With the data collected from patients, researchers are able to study different diseases and try to find better treatments and even cures. Scientists and pharmaceutical companies are able to use bioinformatics to develop new treatments and discover cures and treatments for diseases that currently do not have them. The benefit to using so much data is the ability to determine why some drugs worked for a population versus not for others.
A recent study found that the blood thinner clopidogrel, or Plavix, doesn’t work in the 75% of Pacific Islanders whose bodies don’t produce the enzyme is bringing a paradigm shift to healthcare, powered by increasing availability of healthcare data and rapid progress of analytics techniques required to activate the drug. By using algorithms, researchers can determine areas that certain drugs may work and where they may not.

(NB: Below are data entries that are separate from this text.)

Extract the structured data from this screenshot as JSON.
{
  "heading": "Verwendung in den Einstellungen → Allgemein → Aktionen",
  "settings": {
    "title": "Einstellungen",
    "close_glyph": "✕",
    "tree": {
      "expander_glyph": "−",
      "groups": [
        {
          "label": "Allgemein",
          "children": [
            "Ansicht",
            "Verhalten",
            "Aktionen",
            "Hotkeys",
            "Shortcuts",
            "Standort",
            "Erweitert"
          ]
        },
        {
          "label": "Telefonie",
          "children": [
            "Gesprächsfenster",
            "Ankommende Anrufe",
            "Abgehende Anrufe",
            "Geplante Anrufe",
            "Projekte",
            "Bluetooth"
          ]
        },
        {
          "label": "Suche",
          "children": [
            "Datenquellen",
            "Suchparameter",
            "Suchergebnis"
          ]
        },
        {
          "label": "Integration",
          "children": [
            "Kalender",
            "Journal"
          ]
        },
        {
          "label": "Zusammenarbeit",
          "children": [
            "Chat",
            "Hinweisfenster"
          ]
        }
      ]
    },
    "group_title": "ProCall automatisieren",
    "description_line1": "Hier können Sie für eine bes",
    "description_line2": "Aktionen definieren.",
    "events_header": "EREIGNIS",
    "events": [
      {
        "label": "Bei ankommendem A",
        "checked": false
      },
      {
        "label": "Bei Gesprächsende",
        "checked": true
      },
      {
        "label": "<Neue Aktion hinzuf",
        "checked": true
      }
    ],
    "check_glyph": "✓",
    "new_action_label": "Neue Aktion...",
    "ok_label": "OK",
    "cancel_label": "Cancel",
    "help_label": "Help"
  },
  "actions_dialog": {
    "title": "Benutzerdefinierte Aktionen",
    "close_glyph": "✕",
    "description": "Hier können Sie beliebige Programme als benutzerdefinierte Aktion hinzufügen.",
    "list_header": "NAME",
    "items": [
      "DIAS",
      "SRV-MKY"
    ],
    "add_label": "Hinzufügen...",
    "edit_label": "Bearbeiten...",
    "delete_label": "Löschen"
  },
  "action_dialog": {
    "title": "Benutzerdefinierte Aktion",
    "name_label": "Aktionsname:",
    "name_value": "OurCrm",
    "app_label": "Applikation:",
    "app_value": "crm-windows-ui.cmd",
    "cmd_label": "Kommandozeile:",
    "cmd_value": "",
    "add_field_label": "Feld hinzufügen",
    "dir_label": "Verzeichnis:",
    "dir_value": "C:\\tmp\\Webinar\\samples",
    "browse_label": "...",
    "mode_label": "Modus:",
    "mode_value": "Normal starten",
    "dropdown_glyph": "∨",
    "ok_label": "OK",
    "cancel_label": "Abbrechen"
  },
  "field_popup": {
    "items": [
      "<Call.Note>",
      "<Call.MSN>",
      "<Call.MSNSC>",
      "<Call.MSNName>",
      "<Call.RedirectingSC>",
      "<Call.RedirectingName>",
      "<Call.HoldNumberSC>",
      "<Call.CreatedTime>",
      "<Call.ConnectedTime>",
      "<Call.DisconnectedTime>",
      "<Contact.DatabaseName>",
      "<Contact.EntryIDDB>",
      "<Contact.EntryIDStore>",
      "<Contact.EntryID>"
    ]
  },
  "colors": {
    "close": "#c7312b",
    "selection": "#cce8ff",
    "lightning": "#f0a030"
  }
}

A new computer program developed at the University of Arizona College of Medicine is able to personalize drug treatments for patients using genetic information. The program is licensed to INTelico Theraputics, LLC, a startup in Arizona and uses genetic information from millions of patients to predict the effects of drug therapy that is personalized to each individual using their specific genetic makeup.
The algorithm was created by Rui Chang, Associate Professor of Neurology, and Eric Shadt, Dean for Precision Medicine at the Icahn School of Medicine at Mount Sinai. It uses big data from large patient populations and a variety of sources such as DNA and RNA sequencing, proteomics, metabolomics and epigenetics. They use that data to then compare it to historic groups of those who have been diagnosed and treated for diseases and determine the course of treatments that will likely have the most effective outcome for the patient.
Date: September 02, 2019